Book
09 Sep 2016
TL;DR: In this article, Mimi Hanaoka offers an innovative, interdisciplinary method of approaching these sorts of local histories from the Persianate world and highlights the preoccupation with authority to rule and legitimacy within disparate regional, provincial, ethnic, sectarian, ideological and professional communities.
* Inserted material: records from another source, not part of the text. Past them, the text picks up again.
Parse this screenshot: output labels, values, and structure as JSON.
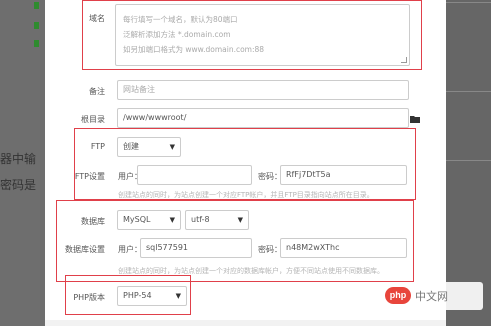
{
  "background": {
    "left_chars": [
      "器中输",
      "密码是"
    ],
    "accent": "#2e8b2e"
  },
  "form": {
    "domain": {
      "label": "域名",
      "placeholder_lines": [
        "每行填写一个域名，默认为80端口",
        "泛解析添加方法 *.domain.com",
        "如另加端口格式为 www.domain.com:88"
      ]
    },
    "remark": {
      "label": "备注",
      "placeholder": "网站备注"
    },
    "root": {
      "label": "根目录",
      "value": "/www/wwwroot/",
      "icon": "folder-icon"
    },
    "ftp": {
      "label": "FTP",
      "value": "创建"
    },
    "ftp_settings": {
      "label": "FTP设置",
      "user_label": "用户：",
      "user_value": "",
      "pass_label": "密码：",
      "pass_value": "RfFj7DtT5a",
      "hint": "创建站点的同时，为站点创建一个对应FTP帐户，并且FTP目录指向站点所在目录。"
    },
    "database": {
      "label": "数据库",
      "type": "MySQL",
      "charset": "utf-8"
    },
    "db_settings": {
      "label": "数据库设置",
      "user_label": "用户：",
      "user_value": "sql577591",
      "pass_label": "密码：",
      "pass_value": "n48M2wXThc",
      "hint": "创建站点的同时，为站点创建一个对应的数据库帐户，方便不同站点使用不同数据库。"
    },
    "php": {
      "label": "PHP版本",
      "value": "PHP-54"
    }
  },
  "watermark": {
    "logo": "php",
    "text": "中文网"
  },
  "colors": {
    "highlight": "#e0404a",
    "border": "#cccccc"
  }
}
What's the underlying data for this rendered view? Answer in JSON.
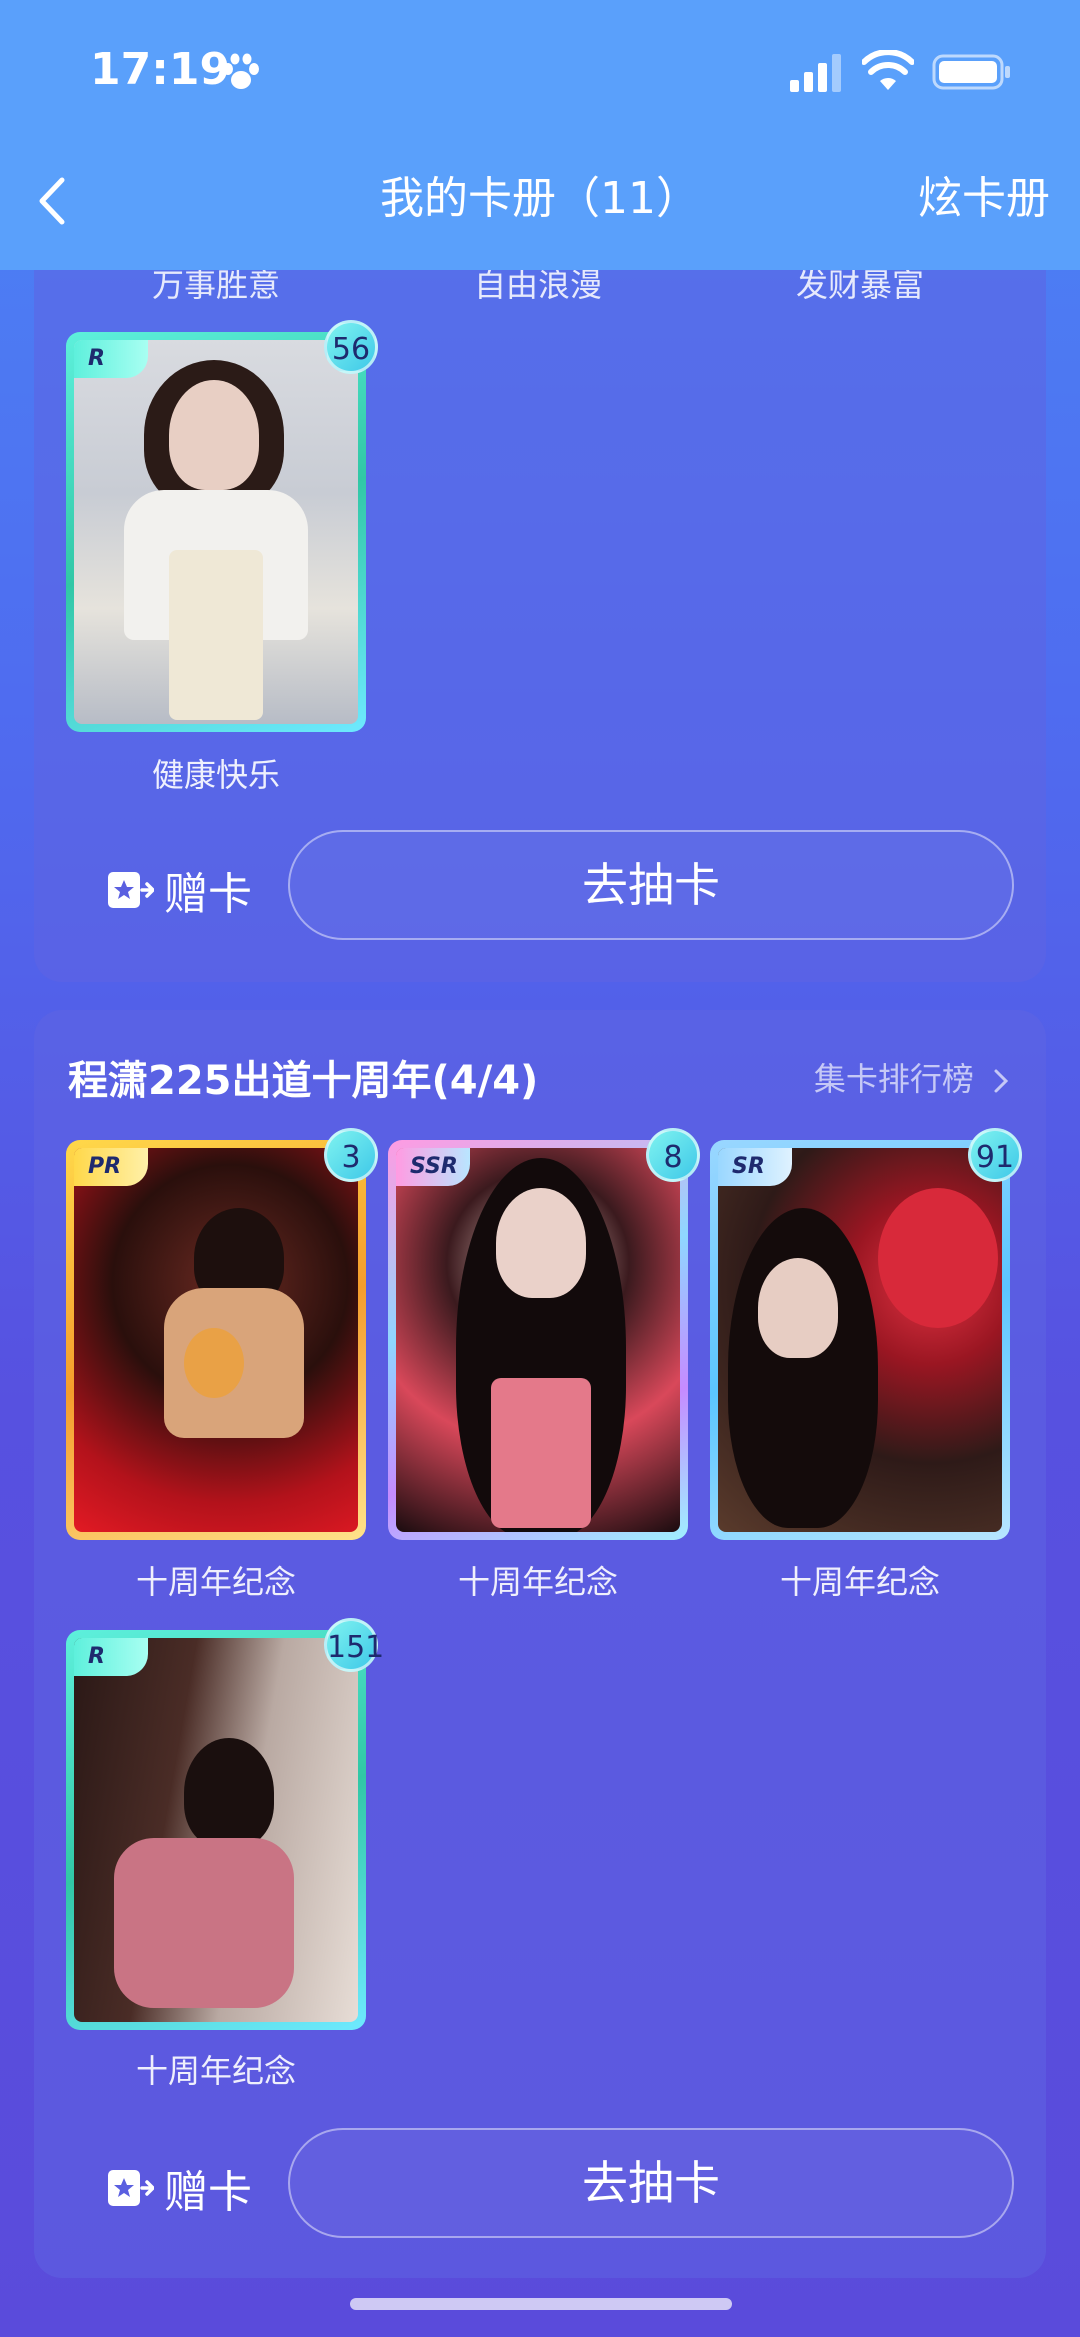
{
  "status_bar": {
    "time": "17:19",
    "icons": [
      "paw-icon",
      "signal-icon",
      "wifi-icon",
      "battery-icon"
    ]
  },
  "nav": {
    "back_icon": "chevron-left-icon",
    "title": "我的卡册（11）",
    "right_action": "炫卡册"
  },
  "section1": {
    "cut_labels": [
      "万事胜意",
      "自由浪漫",
      "发财暴富"
    ],
    "cards": [
      {
        "rarity": "R",
        "count": "56",
        "label": "健康快乐"
      }
    ],
    "gift_label": "赠卡",
    "draw_label": "去抽卡"
  },
  "section2": {
    "title": "程潇225出道十周年(4/4)",
    "rank_link": "集卡排行榜",
    "cards": [
      {
        "rarity": "PR",
        "count": "3",
        "label": "十周年纪念"
      },
      {
        "rarity": "SSR",
        "count": "8",
        "label": "十周年纪念"
      },
      {
        "rarity": "SR",
        "count": "91",
        "label": "十周年纪念"
      },
      {
        "rarity": "R",
        "count": "151",
        "label": "十周年纪念"
      }
    ],
    "gift_label": "赠卡",
    "draw_label": "去抽卡"
  },
  "colors": {
    "header_bg": "#5aa0fb",
    "rarity_r": "#5ef0dc",
    "rarity_pr": "#ffd84a",
    "rarity_ssr": "#ff9be2",
    "rarity_sr": "#9ad7ff",
    "badge": "#7ff3f0"
  }
}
Abstract: Intriguing dreams, improbable myths, fanciful genealogies, and suspect etymologies. These were all key elements of the historical texts composed by scholars and bureaucrats on the peripheries of Islamic empires between the tenth and fifteenth centuries. But how are historians to interpret such narratives? And what can these more literary histories tell us about the people who wrote them and the times in which they lived? In this book, Mimi Hanaoka offers an innovative, interdisciplinary method of approaching these sorts of local histories from the Persianate world. By paying attention to the purpose and intention behind a text's creation, her book highlights the preoccupation with authority to rule and legitimacy within disparate regional, provincial, ethnic, sectarian, ideological and professional communities. By reading these texts in such a way, Hanaoka transforms the literary patterns of these fantastic histories into rich sources of information about identity, rhetoric, authority, legitimacy, and centre-periphery relations.

25 citations
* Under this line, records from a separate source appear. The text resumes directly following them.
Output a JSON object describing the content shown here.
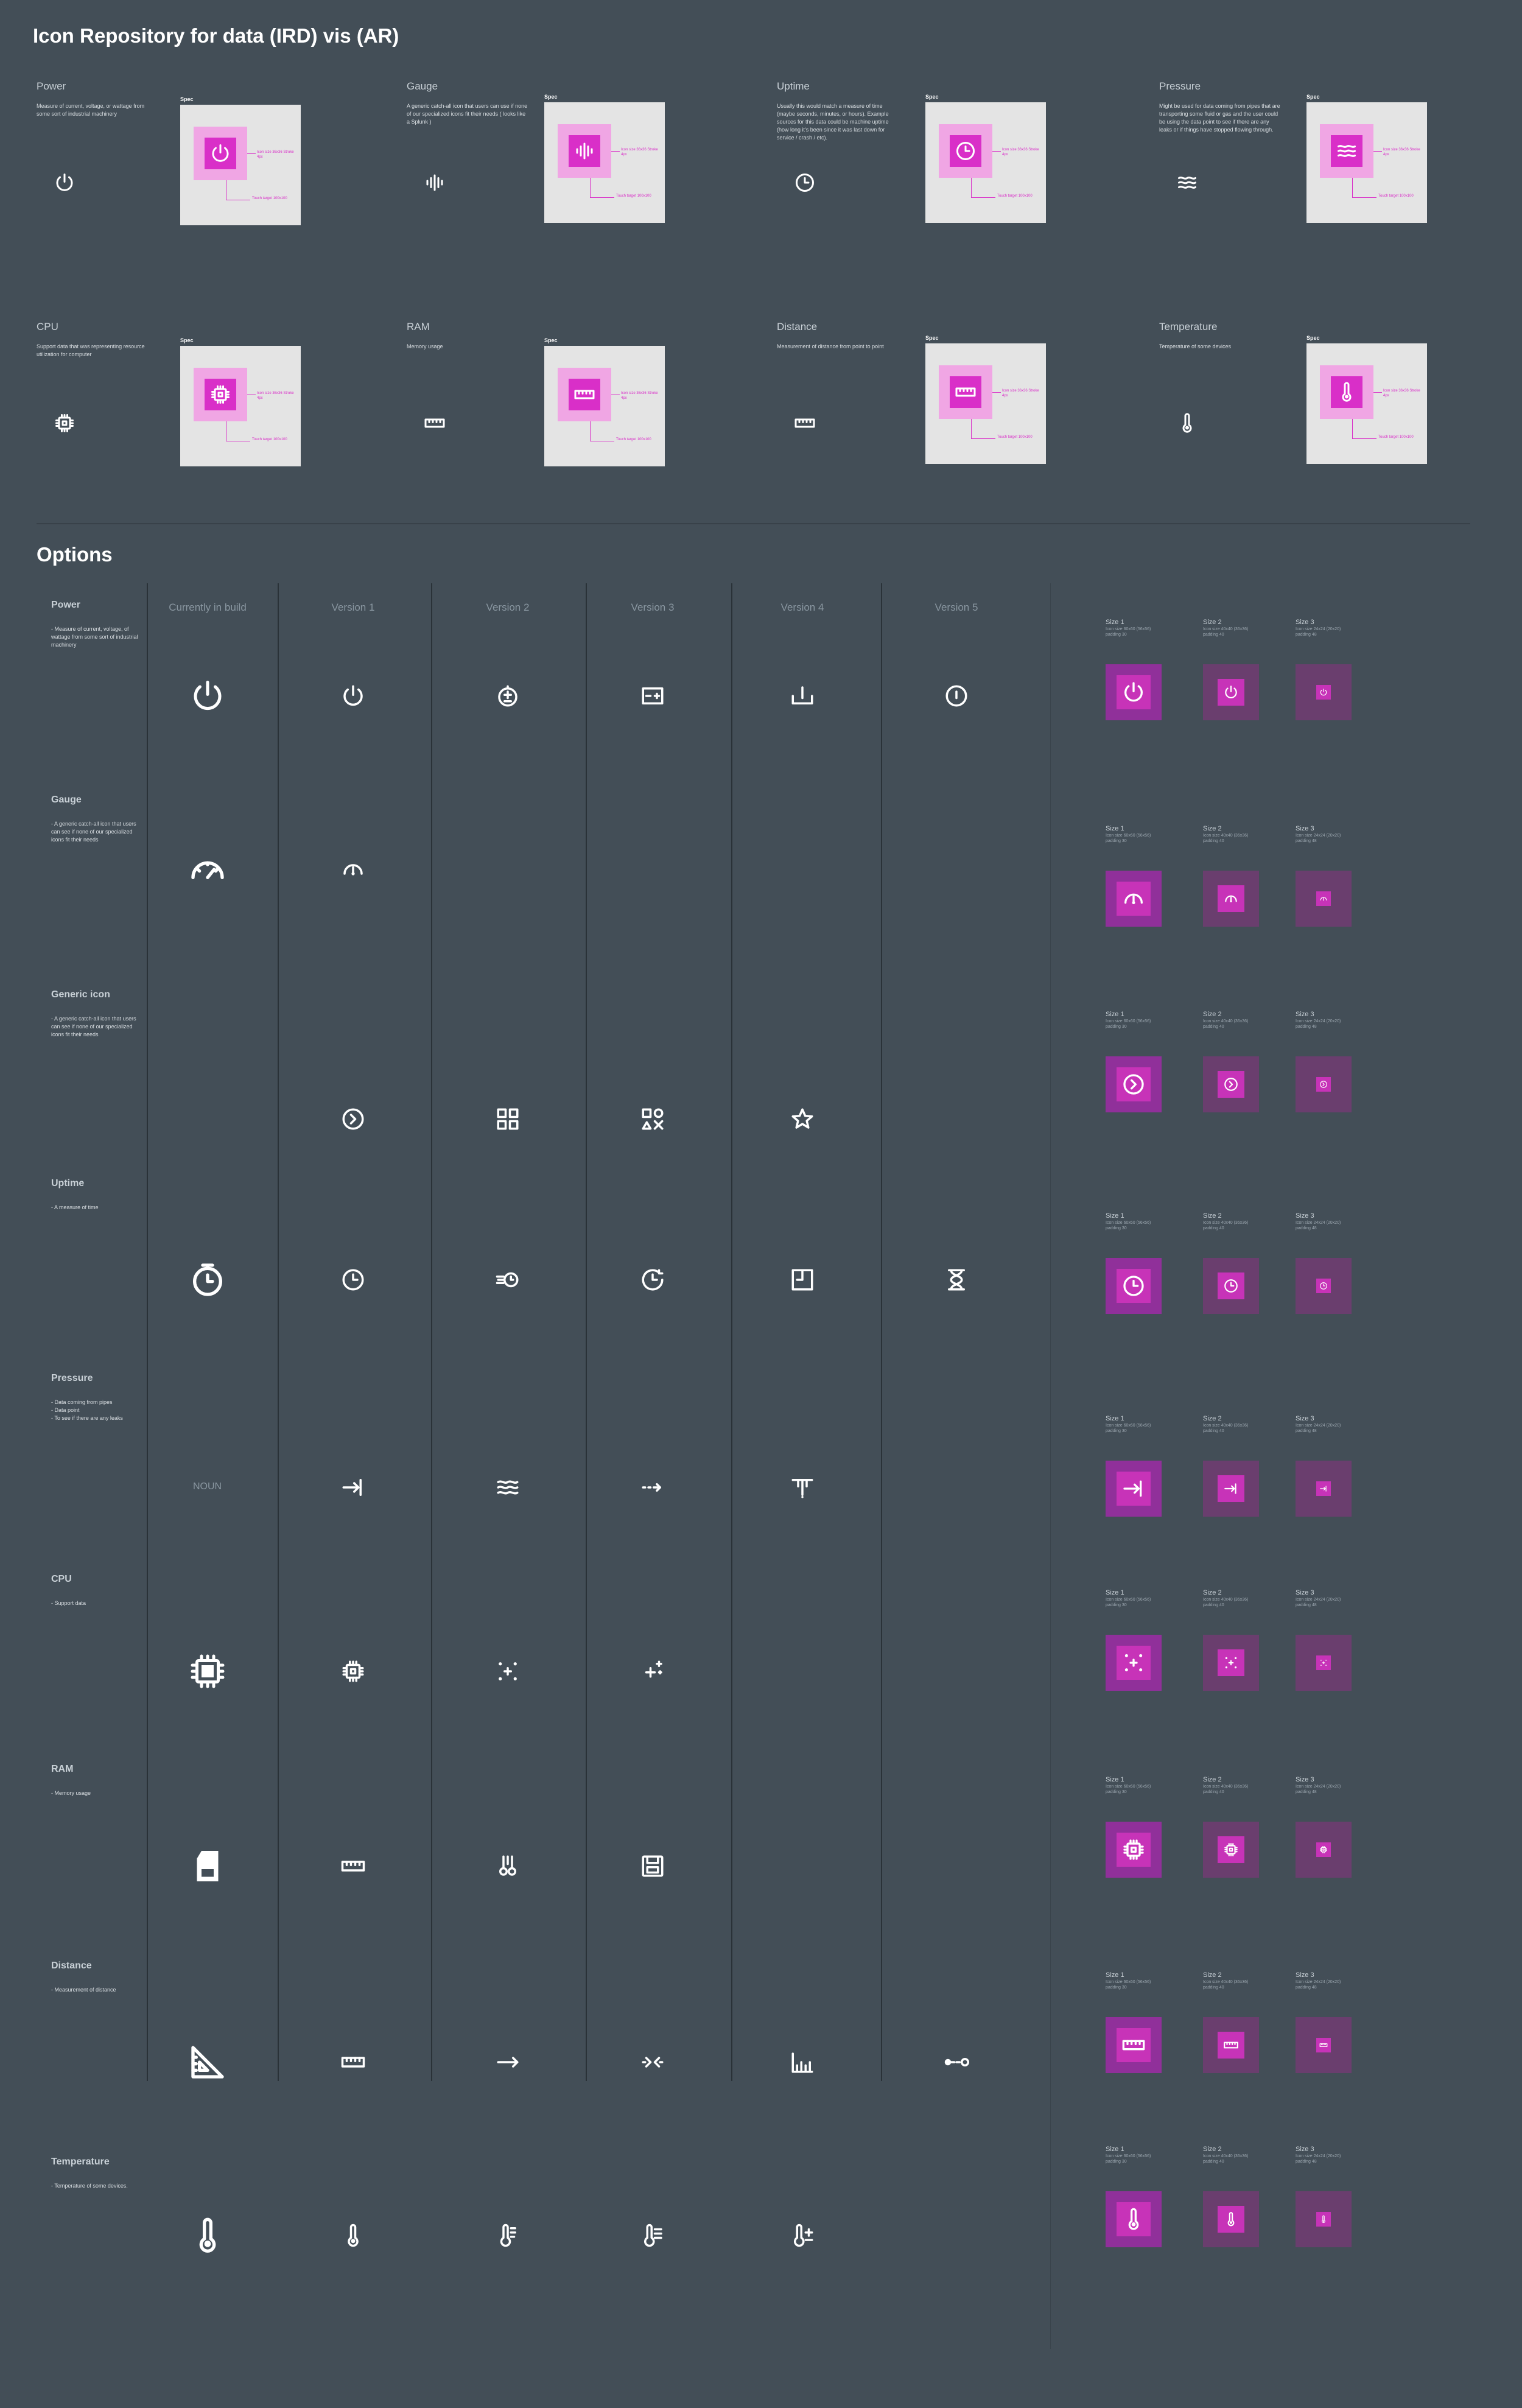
{
  "page": {
    "title": "Icon Repository for data (IRD) vis (AR)",
    "options_title": "Options",
    "spec_label": "Spec",
    "spec_icon_size": "Icon size 36x36\nStroke 4px",
    "spec_touch_target": "Touch target\n100x100"
  },
  "repo_cards": [
    {
      "title": "Power",
      "desc": "Measure of current, voltage, or wattage from some sort of industrial machinery",
      "icon": "power-icon"
    },
    {
      "title": "Gauge",
      "desc": "A generic catch-all icon that users can use if none of our specialized icons fit their needs ( looks like a Splunk )",
      "icon": "gauge-wave-icon"
    },
    {
      "title": "Uptime",
      "desc": "Usually this would match a measure of time (maybe seconds, minutes, or hours). Example sources for this data could be machine uptime (how long it's been since it was last down for service / crash / etc).",
      "icon": "clock-icon"
    },
    {
      "title": "Pressure",
      "desc": "Might be used for data coming from pipes that are transporting some fluid or gas and the user could be using the data point to see if there are any leaks or if things have stopped flowing through.",
      "icon": "waves-icon"
    },
    {
      "title": "CPU",
      "desc": "Support data that was representing resource utilization for computer",
      "icon": "cpu-icon"
    },
    {
      "title": "RAM",
      "desc": "Memory usage",
      "icon": "ram-icon"
    },
    {
      "title": "Distance",
      "desc": "Measurement of distance from point to point",
      "icon": "ruler-icon"
    },
    {
      "title": "Temperature",
      "desc": "Temperature of some devices",
      "icon": "thermometer-icon"
    }
  ],
  "columns": [
    "Currently in build",
    "Version 1",
    "Version 2",
    "Version 3",
    "Version 4",
    "Version 5"
  ],
  "rows": [
    {
      "title": "Power",
      "desc": "- Measure of current, voltage, of wattage from some sort of industrial machinery"
    },
    {
      "title": "Gauge",
      "desc": "- A generic catch-all icon that users can see if none of our specialized icons fit their needs"
    },
    {
      "title": "Generic icon",
      "desc": "- A generic catch-all icon that users can see if none of our specialized icons fit their needs"
    },
    {
      "title": "Uptime",
      "desc": "- A measure of time"
    },
    {
      "title": "Pressure",
      "desc": "- Data coming from pipes\n- Data point\n- To see if there are any leaks"
    },
    {
      "title": "CPU",
      "desc": "- Support data"
    },
    {
      "title": "RAM",
      "desc": "- Memory usage"
    },
    {
      "title": "Distance",
      "desc": "- Measurement of distance"
    },
    {
      "title": "Temperature",
      "desc": "- Temperature of some devices."
    }
  ],
  "noun_placeholder": "NOUN",
  "sizes": [
    {
      "label": "Size 1",
      "sub": "Icon size 60x60 (56x56)\npadding 30"
    },
    {
      "label": "Size 2",
      "sub": "Icon size 40x40 (36x36)\npadding 40"
    },
    {
      "label": "Size 3",
      "sub": "Icon size 24x24 (20x20)\npadding 48"
    }
  ],
  "colors": {
    "background": "#434e57",
    "accent": "#d92fc8",
    "spec_bg": "#e4e4e4"
  }
}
Dissertation
02 Aug 2013
Abstract: Based on a broad survey of the reception of Firdausī‘s Shāhnāma in medieval times, this dissertation argues that Firdausī‘s oeuvre was primarily perceived as a book of wisdom and advice for kings and courtly élites. The medieval reception of the Shāhnāma is clearly manifested in the comments of medieval authors about Firdausī and his work, and in their use of the Shāhnāma in the composition of their own works. The production of ikhtiyārāt-i Shāhnāmas (selections from the Shāhnāma) in medieval times and the remarkable attention of the authors of mirrors for princes to Firdausī‘s opus are particularly illuminating in this regard. The survey is complemented by a close textual reading of the Ardashīr cycle in the Shāhnāma in comparison with other medieval historical accounts about Ardashīr, in order to illustrate how history in the Shāhnāma is reduced to only a framework for the presentation of ideas and ideals of kingship. Based on ancient Persian beliefs regarding the ideal state of the world, I argue that Ardashīr in the Shāhnāma is represented as a Saviour of the world. Within this context, I offer new interpretations of the symbolic tale of Ardashīr‘s fight against a giant worm, and explain why the idea of the union of kingship and religion, a major topic in almost all medieval Persian mirrors for princes, has often been attributed to Ardashīr. Finally, I compare iii the Ardashīr cycle in the Shāhnāma with nine medieval Persian mirrors for princes to demonstrate that the ethico-political concepts contained in them, as well as the portrayal of Ardashīr, remain more or less the same in all these works. Study of the Shāhnāma as a mirror for princes, as this study shows, not only reveals the meaning of its symbolic tales, but also sheds light on the pre-Islamic roots of some of the ethicopolitical concepts presented in the medieval Perso-Islamic literature of wisdom and advice for kings and courtiers.

20 citations